“In my opinion education budgets are the last thing that should be touched.”SNP’s record on educationWHEN the SNP won power in 2007 it set out several targets to improve education.
This included smaller class sizes and putting science, languages and technology at the heart of the curriculum.
However, critics claim schools have suffered under the watch of Education Secretary Angela Constance and her predecessors Fiona Hyslop and Michael Russell.
They state that instead of improving education, class sizes have increased while teacher numbers have fallen and there has been a drop in literacy and numeracy levels.
In 2009, Fiona Hyslop was replaced after suffering months of criticism.
Opposition politicians called for her removal after figures showed the number of teachers fell more than 1,300 in 2008.
Ms Hyslop had blamed councils for the “unacceptable” drop and threatened to strip them of responsibility for education.
Angela Constance (Jeff J Mitchell / Getty Images)
However, council umbrella group Cosla said schools couldn’t take on more teachers at a time of falling school rolls, rising salaries and record demands on services for children.
Michael Russell’s time in the role was equally turbulent.
He faced criticism during the introduction of the SNP’s Curriculum for Excellence.
The Royal Society of Edinburgh said the CfE was damaged by “profound weakness” in its overall planning and implementation.
Also, a report from Scotland’s chief statistician revealed the literacy and numeracy skills of pupils at several age groups dropped between 2012 and 2014.
The gap between pupils in poor urban areas and those in middle-class schools also widened.
Mr Russell was replaced by Angela Constance in November 2014.
However, a recent survey found Scottish people’s satisfaction with their local schools had fallen to a low of 79%.
There are also serious concerns over teacher numbers.
In August, six councils warned the SNP’s moves to close the gap between the best and worst state schools were unlikely to work due to a dire shortage of teachers.Councils trying to tighten beltsCOUNCILS across Scotland have come up with a range of measures and ideas to save money as they try to cope with tighter budgets.
Four years ago North Ayrshire Council considered plans to move to a four-day school week.
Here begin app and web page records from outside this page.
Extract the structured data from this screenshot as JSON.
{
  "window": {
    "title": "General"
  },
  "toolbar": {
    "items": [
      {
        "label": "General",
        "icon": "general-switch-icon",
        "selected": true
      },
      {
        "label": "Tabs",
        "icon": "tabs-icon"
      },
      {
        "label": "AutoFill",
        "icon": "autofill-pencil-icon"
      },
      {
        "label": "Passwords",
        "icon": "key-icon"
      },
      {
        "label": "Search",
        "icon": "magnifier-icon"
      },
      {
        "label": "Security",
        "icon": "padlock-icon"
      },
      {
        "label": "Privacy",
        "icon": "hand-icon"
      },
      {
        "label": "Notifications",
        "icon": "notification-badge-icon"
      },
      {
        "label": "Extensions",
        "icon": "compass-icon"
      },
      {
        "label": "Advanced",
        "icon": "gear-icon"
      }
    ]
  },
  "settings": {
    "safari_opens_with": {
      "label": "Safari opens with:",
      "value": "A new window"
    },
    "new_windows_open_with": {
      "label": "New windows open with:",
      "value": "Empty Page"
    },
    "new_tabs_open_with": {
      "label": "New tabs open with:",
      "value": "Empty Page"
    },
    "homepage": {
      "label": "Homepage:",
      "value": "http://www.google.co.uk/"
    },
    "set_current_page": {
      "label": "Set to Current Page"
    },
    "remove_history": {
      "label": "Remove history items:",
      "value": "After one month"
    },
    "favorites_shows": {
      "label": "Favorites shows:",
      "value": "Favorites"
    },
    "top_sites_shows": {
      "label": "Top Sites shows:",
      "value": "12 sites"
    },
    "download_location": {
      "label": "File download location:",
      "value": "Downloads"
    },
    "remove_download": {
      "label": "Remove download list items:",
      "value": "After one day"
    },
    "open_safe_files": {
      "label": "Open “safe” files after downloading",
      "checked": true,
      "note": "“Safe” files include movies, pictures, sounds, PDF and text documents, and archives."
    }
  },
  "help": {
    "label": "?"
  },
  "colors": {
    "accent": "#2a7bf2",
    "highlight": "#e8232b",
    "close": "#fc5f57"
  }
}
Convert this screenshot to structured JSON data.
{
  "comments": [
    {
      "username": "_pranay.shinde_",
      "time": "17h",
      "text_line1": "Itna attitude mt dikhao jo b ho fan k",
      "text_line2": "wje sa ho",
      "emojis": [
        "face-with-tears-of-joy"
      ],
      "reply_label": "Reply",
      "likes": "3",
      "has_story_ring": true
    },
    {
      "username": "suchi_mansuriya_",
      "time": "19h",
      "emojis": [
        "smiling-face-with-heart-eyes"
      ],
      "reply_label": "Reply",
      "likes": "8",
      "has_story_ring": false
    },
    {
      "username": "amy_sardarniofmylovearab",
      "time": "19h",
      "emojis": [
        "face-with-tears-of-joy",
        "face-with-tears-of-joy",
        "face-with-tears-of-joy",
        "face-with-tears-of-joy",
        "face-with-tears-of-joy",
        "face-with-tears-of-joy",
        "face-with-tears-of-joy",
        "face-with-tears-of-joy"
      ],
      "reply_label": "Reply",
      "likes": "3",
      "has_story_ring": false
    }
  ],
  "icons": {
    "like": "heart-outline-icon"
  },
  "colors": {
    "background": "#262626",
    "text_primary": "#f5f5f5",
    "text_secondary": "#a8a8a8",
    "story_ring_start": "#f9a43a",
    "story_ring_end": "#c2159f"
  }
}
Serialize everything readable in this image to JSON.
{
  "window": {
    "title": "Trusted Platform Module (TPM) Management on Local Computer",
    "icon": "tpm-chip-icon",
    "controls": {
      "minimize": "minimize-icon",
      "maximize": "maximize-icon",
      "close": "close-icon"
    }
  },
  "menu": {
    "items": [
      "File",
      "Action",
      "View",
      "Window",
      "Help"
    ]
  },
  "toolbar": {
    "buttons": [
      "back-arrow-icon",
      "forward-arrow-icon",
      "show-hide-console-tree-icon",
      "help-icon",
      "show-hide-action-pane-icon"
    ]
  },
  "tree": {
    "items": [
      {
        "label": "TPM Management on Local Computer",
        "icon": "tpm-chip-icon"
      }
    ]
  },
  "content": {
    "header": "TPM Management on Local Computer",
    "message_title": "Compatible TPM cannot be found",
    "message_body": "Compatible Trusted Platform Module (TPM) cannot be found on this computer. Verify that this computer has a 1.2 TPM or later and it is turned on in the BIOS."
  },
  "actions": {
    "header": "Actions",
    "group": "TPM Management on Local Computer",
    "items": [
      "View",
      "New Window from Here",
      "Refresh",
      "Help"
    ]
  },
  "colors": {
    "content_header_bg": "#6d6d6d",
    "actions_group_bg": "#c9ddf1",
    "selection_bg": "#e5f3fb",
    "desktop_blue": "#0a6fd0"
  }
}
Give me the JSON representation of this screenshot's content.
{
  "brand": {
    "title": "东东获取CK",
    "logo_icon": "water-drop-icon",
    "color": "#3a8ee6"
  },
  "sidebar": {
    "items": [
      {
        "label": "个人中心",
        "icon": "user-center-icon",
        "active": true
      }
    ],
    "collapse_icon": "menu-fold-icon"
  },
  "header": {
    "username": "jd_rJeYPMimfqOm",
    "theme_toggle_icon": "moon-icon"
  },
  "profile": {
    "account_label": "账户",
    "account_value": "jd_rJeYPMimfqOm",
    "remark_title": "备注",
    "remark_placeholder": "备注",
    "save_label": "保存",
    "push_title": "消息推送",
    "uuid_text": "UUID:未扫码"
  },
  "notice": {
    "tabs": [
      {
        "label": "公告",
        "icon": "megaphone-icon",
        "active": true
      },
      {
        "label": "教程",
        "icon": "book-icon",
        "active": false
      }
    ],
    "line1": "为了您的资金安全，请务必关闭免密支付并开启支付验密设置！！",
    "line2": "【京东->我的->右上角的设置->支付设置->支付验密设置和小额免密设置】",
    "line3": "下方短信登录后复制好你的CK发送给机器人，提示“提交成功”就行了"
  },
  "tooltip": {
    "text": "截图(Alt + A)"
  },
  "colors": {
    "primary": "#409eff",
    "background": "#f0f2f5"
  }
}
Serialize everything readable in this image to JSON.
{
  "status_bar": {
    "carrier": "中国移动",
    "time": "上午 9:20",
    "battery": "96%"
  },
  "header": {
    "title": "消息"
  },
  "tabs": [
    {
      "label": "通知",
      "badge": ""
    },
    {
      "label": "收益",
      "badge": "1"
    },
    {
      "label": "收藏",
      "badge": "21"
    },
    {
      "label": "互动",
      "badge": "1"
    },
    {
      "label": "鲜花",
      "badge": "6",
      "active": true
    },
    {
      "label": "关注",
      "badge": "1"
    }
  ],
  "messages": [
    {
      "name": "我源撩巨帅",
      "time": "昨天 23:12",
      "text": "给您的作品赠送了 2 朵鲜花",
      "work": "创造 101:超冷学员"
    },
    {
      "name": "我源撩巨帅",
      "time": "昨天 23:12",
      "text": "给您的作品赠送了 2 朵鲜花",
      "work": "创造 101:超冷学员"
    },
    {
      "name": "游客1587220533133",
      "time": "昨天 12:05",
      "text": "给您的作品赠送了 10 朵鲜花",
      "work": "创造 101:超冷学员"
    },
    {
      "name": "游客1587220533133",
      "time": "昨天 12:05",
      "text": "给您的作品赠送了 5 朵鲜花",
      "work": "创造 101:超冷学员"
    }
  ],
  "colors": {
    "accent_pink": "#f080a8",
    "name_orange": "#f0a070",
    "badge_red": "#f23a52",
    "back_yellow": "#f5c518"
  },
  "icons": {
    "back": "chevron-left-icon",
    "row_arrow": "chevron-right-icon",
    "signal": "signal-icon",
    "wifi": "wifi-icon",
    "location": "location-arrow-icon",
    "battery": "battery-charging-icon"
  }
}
Officials said they’d save millions if primary and secondary schools were closed on a Monday and worked longer on Thursdays and Fridays to make up the hours.
However, the proposal was rejected on the basis it was “unworkable”.
Some have also changed working patterns in a bid to cut costs. Schools in the Borders now close early on Fridays.
Headteachers have also been asked to run two schools at the same time.